When I found out I was pregnant, I always told midwives (and anyone else who asked) that I’d give breastfeeding a go and see how it panned out. I never imagined that I would get to just over two years of feeding and be able to gently wean my little one, without the use of a bottle (not that there’s anything wrong with that, I just thought that was how it was done pre-baby, due to all the ‘Follow On Milk’ adverts on TV).
To Wean or Not to Wean?
I’m a member of a few breastfeeding groups on Facebook and follow some on Instagram too; they’re really positive spaces to help you make the right choice for you and get help from mums that have been through it all before you. If I’ve learnt one thing from them, it’s that there are far more mums that breastfeed past the minimum 6 months, despite what the formula companies, and society in general, would have you think.
I’ve always been amazed by mums who choose to let their child naturally wean; it seems so pure, natural and uncomplicated (though, I’m sure it’s not)! I don’t think I ever wanted to go to full, natural term (unless it happened before age two), but once we hit 12 months of breastfeeding, extended feeding didn’t seem like such a daunting task!
As time went on, I realised that I wanted to stop around age 2. I was getting tired of spending most nights with a half-asleep toddler attached to my boobs. I honestly had no idea how to ever start the weaning process, all I knew was that I wanted it to be as gentle as possible.
How did I do it?
As lockdown hit the UK, she was wanted to feed more and more in the day, but after a couple of months, I had to start saying no, as I was fed up with being a 24/7 milk bar. Within 2 days of saying “no” and distraction techniques, she was day-weaned. The nighttime feeds were what I wasn’t looking forward to, as I knew she wouldn’t give them up without a fight.
So, what I did at first was to still feed her at night, but not fully to sleep. She had a good understanding of what I was saying to her by this point, so we’d feed for around 20 minutes (timed by our good friend Ollie the Owl), then I’d just say “no more boobies now”. She took to it far better than I expected. Then with cuddles and a LOT of encouragement, she’d drop off sans boob. Over the course of around two months, I slowly reduced the boob time. She wasn’t always happy, but with reassuring words and more cuddles, she usually settled down. The next job was weaning through the night and, to be honest, I just went for it. The first two nights, I just started saying “no” when she woke up wanting boob, she wasn’t happy, but offering cuddles instead worked again; within the week, she was almost completely weaned. We kept the morning feed to reconnect after the night, for a couple more weeks, but she stopped that, and that was the end of our feeding journey.
How did I feel?
Weird. Useless. A failure. Happy. Free. Proud.

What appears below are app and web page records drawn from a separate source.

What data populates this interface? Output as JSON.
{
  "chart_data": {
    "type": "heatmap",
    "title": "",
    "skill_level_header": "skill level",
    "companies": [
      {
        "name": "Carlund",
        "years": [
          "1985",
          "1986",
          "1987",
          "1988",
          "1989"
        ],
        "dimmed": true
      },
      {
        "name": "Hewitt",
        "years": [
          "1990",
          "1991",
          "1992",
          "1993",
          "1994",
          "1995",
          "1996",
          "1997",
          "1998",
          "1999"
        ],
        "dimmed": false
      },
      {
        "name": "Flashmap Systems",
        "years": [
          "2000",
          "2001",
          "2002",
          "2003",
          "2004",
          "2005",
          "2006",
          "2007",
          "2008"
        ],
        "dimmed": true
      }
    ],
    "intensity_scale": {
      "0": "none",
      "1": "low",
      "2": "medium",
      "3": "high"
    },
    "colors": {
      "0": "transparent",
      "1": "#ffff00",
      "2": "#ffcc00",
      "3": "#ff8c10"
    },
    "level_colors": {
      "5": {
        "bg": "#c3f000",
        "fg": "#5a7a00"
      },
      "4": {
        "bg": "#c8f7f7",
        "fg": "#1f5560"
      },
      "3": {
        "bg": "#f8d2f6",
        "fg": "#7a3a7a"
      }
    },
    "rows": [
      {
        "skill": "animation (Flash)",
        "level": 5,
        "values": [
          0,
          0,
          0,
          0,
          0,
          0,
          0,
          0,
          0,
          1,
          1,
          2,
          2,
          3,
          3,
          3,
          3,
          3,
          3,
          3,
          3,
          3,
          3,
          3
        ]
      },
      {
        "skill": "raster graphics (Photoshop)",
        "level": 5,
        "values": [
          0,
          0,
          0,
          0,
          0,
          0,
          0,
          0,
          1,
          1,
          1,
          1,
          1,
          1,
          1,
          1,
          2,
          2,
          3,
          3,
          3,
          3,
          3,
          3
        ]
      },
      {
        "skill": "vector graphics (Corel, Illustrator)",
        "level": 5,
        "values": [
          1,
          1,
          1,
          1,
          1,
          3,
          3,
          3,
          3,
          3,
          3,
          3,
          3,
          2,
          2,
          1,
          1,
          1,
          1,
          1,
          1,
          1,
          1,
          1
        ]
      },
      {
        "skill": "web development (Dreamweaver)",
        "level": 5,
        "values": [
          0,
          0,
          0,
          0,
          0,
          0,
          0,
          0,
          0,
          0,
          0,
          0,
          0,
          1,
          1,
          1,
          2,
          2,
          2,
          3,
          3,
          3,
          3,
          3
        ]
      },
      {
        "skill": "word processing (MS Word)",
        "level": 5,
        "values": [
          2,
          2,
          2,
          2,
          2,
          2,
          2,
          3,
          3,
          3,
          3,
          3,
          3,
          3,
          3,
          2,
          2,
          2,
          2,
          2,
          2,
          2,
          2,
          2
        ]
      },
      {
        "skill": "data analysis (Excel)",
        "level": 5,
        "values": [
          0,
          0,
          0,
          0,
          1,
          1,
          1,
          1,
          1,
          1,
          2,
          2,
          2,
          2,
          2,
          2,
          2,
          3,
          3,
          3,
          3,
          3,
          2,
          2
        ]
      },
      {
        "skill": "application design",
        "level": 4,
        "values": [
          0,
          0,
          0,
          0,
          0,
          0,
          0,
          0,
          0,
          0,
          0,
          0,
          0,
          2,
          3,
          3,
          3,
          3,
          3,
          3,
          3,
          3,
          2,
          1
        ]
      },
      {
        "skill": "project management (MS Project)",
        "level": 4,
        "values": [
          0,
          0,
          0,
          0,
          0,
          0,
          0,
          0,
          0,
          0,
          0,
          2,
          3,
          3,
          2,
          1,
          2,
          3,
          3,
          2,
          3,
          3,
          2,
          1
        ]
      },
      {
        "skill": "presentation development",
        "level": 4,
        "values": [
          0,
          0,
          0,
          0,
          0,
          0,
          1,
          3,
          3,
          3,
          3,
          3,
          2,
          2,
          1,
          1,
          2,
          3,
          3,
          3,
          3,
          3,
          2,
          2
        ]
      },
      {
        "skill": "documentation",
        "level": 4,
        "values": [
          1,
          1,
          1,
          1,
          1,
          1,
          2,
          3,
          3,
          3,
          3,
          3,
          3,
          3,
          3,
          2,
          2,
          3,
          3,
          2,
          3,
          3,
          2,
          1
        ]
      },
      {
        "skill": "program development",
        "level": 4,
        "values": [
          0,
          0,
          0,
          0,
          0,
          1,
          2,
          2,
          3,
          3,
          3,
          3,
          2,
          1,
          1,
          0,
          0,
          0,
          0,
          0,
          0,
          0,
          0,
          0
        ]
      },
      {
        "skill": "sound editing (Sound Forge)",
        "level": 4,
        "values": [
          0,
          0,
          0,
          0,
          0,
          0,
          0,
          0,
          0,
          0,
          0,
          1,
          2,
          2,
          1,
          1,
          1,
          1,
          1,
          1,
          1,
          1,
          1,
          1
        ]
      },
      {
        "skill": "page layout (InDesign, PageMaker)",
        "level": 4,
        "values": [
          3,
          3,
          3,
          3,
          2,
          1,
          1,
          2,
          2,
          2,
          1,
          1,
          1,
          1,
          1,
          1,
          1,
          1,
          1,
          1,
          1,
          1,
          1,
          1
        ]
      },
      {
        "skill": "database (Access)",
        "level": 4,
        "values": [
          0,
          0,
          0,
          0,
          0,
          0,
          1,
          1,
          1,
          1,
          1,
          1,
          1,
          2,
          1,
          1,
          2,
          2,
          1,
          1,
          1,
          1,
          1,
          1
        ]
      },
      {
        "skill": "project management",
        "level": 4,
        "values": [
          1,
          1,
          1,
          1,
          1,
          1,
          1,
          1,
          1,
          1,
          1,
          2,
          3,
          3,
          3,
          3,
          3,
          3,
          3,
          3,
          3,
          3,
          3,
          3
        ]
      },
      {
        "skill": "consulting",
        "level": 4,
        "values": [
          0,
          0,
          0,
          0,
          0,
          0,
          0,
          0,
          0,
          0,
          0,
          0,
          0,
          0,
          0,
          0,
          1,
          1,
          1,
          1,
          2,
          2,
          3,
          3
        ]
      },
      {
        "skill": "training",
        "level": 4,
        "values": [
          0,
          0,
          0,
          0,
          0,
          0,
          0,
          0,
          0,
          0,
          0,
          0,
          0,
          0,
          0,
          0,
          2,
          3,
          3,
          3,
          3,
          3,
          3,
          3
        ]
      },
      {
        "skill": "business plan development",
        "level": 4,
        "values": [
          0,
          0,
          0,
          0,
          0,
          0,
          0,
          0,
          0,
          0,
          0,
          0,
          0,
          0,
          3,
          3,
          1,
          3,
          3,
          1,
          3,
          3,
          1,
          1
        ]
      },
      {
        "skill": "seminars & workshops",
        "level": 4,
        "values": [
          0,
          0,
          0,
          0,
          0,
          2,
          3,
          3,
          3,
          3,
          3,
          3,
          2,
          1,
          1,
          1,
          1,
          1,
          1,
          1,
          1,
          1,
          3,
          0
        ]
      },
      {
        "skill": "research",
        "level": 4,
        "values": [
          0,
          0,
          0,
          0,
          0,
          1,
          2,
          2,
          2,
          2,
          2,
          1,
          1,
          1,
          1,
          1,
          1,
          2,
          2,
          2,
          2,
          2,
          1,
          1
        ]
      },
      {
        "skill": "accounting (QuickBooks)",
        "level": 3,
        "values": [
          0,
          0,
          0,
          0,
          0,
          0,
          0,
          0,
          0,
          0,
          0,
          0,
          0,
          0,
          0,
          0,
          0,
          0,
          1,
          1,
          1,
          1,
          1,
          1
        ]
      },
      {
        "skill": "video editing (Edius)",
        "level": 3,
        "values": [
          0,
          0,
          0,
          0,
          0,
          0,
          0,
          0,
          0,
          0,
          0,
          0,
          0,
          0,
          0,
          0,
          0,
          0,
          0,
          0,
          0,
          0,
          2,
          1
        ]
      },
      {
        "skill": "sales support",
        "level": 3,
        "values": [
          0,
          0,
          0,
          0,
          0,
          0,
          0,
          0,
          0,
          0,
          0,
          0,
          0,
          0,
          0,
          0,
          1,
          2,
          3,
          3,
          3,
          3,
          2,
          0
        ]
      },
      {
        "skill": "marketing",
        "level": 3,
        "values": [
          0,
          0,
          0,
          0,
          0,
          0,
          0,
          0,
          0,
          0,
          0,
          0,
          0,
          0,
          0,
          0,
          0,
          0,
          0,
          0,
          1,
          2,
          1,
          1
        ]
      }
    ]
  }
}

It was such a range of emotions I felt. I was really happy to have finally stopped after the feelings I had previously associated with breastfeeding, but I also felt a bit sad and lost. I felt like I’d broken a bond. The guilt wasn’t fun – I could’ve fed her longer, she didn’t want to stop I did. However, the Husband’s words of wisdom reminded me that I’d fed a lot longer than most people and she is absolutely blooming from the benefits I’ve given her. I was more upset about stopping than I thought, even though it was more my decision to stop than hers.
Now I’ve had time to think about it, I think the strongest emotion was relief (is that an emotion?). I felt like a weight had been lifted, there was no longer a pressure associated with my choice to feed/not feed her.
Would I do it again?
If we were lucky enough to have another child (just the one more, no more, ever, soz), I would 100% try and breastfeed again. I feel like I would be better prepared this time around and allow myself to be more child-led, rather than clock-watched and worrying! I would do things differently, I’d introduce a bottle straight away, so that I could have the odd hour to myself here and there without spending the whole time worrying if she’d eaten! I’d also try and let myself accept more help, I put far too much pressure on myself this time and it nearly ruined my experience.